Knowledge. Fred and George seem remarkably knowledgeable for princelings that have not discovered newspapers and have very little experience of the world outside Castle Marsh. The secret is in their education, which ensures that all young persons within the castle can read, write, count, tally and do basic tasks to make the castle function properly.
Despite Fred and George’s avoidance of some of the more mundane tasks they do know how to do them and everybody in their castle is expected to join in. This is not necessarily the case in all castles, some of which (Vexstein in particular) are more feudal in their approach. Whilst in principle education is open to all, there appears to be a suppression of knowledge in some areas, deliberately, so that the lords can keep the ‘masses’ under control. This is likely to cause trouble in the future.
Young persons tend to be brought up in loose groups of the same age, with mothers and fathers participating in tending and teaching them. There are usually one or more ‘schoolmasters’ in each castle, with the skills to teach reading, writing and tallying. The parents teach the group their manners, what is good to eat and how to find it in the wild, how to grow things, to wash and clean themselves and their surroundings, and the basics of their own trades. They also are taught to understand the basic principles on which all aspects of castle life are based, so why things work, how things are made, where raw materials come from, and most castles also include rules and traditions. In this way all young people gather a broad range of subjects and then can usually enter into a sort of apprenticeship to learn skills of a trade or occupation.
Some bright young things enter occupations that require advanced study, such as engineering, manufacturing and business. Some of this study is laid down in a syllabus held in any castle’s library, and most of the books required will be held there too. This means that some of the education is standardised, and occupations can be taken up in different areas. Some castles have a speciality in one or more areas of advanced study and may hold events for sharing knowledge, have students attending classes on their premises, or have students carrying out their studies and interacting with the castle through a correspondence course. This is how Victor, a barkeeper, is managing to further his education in business administration.
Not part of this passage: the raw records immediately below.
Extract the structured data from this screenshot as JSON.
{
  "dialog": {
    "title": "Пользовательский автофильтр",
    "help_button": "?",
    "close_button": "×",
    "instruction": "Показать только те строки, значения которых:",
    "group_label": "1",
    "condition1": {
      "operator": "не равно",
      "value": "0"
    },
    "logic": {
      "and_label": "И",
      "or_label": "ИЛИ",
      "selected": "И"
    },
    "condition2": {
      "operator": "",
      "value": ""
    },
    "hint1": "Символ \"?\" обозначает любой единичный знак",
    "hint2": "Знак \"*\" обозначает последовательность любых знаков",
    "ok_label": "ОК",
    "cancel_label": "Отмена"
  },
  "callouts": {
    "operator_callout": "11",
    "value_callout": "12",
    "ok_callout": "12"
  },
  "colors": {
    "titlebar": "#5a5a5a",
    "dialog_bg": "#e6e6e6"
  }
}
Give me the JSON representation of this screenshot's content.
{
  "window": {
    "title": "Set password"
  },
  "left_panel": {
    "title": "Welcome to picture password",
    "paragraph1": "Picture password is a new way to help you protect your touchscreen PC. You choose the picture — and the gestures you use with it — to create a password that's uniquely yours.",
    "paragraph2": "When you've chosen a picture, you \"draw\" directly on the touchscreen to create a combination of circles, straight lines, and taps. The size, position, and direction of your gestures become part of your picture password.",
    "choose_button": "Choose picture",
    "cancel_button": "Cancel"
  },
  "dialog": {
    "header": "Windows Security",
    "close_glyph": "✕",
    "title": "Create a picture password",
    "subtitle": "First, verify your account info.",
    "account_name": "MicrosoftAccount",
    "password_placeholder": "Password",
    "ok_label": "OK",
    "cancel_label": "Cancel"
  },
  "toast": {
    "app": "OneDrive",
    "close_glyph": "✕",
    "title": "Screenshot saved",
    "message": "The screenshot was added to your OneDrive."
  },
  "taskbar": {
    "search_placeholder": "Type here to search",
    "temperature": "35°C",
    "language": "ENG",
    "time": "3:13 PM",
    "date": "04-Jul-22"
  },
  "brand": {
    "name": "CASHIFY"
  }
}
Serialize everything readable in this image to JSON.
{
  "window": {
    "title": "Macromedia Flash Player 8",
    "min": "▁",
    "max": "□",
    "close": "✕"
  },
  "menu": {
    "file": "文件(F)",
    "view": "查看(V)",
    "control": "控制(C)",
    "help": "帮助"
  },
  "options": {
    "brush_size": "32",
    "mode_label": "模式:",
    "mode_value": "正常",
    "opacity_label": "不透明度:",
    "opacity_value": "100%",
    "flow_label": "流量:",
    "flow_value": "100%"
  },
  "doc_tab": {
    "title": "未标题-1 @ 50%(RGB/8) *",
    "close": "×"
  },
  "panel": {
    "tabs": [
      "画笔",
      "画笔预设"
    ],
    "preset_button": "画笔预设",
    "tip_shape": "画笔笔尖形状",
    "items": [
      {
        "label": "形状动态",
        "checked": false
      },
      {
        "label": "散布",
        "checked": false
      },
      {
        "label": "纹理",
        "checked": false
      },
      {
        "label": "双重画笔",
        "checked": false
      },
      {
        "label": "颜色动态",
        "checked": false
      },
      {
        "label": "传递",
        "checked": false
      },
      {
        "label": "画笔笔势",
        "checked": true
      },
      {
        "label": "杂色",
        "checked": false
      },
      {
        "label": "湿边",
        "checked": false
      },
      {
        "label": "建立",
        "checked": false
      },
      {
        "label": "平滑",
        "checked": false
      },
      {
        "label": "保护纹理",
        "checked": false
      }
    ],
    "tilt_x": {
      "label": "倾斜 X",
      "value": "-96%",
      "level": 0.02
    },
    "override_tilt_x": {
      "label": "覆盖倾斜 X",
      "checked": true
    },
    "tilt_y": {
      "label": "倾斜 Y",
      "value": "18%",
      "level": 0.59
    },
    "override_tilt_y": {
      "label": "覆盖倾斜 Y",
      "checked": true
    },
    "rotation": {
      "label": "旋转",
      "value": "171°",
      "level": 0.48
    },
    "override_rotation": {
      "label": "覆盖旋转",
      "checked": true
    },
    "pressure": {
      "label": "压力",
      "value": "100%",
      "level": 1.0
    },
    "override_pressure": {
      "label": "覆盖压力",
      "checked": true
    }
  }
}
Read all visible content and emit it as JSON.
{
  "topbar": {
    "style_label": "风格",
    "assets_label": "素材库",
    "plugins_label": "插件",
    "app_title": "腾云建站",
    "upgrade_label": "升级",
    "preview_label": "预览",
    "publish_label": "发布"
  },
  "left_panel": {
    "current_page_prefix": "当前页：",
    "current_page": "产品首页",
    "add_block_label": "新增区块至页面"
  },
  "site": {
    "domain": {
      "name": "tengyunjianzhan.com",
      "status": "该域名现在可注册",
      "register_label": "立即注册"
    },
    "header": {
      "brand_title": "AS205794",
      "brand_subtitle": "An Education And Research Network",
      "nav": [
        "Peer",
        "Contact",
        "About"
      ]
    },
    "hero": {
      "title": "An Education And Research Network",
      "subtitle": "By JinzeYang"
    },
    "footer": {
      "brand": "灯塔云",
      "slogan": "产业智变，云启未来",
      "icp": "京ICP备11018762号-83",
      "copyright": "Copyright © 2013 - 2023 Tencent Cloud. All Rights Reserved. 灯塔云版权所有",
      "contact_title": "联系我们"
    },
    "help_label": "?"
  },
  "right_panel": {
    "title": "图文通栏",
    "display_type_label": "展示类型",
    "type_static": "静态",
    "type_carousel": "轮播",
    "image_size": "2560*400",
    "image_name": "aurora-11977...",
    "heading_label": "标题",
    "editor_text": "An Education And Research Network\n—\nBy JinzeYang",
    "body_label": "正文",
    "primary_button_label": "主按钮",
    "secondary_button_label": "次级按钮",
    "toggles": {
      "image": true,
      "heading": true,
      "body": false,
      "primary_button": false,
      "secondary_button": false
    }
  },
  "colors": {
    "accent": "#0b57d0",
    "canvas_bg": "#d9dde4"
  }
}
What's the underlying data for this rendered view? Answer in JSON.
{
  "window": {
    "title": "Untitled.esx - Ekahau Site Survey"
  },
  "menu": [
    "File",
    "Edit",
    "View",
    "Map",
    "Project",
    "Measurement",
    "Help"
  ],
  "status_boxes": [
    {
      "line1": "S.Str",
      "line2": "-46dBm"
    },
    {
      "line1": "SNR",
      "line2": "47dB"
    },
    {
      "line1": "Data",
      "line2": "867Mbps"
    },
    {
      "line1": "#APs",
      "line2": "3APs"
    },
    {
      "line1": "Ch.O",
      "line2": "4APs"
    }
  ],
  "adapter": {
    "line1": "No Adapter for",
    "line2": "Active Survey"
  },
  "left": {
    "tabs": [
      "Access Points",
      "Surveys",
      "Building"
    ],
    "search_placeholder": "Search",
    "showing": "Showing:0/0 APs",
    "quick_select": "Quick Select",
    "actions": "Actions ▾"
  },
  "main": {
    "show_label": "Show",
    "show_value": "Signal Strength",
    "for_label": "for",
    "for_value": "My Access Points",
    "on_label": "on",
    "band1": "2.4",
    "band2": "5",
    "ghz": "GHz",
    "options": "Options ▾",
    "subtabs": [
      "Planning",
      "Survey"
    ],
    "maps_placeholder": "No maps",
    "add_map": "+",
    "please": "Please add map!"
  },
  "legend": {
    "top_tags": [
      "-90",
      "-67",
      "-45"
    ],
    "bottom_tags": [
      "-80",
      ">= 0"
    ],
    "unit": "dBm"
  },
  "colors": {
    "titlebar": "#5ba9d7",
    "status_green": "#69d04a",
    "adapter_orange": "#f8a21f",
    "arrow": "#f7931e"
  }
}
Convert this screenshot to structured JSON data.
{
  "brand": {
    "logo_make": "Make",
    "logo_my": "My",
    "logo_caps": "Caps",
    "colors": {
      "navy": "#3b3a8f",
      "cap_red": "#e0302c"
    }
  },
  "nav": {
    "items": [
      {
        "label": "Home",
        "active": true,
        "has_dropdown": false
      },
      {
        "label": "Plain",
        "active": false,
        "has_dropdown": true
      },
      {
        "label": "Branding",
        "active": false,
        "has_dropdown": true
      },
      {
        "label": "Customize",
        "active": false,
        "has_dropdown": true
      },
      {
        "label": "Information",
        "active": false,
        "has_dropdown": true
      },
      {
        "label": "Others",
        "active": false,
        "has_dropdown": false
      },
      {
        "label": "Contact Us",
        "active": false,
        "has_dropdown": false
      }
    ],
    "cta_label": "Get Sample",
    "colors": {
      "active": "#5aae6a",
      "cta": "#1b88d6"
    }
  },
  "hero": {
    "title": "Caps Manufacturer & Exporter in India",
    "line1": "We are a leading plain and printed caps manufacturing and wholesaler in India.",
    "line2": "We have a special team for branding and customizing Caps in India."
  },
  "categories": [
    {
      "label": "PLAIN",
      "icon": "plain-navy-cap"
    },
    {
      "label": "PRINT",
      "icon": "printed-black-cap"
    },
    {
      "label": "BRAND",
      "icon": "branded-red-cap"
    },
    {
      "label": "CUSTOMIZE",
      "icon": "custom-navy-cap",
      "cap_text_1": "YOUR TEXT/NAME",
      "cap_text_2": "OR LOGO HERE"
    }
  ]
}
George has studied the engineering syllabus at the library at Marsh, but not all the texts were there. He has been ingenious in combining the knowledge he gained from the textbooks with a technique known as ‘working from first principles’ to design many useful machines for Marsh. He sees a need, considers how that might be solved, then works out how to make something to solve it. He has the advantage of being able to talk about his problems with Fred, who has developed advanced thinking skills, so that he can apply knowledge of other subjects to George’s problem. Fred is a Natural Philosopher, so many of the new ideas he brings forward are analogies of how something is achieved in nature. More of that under N.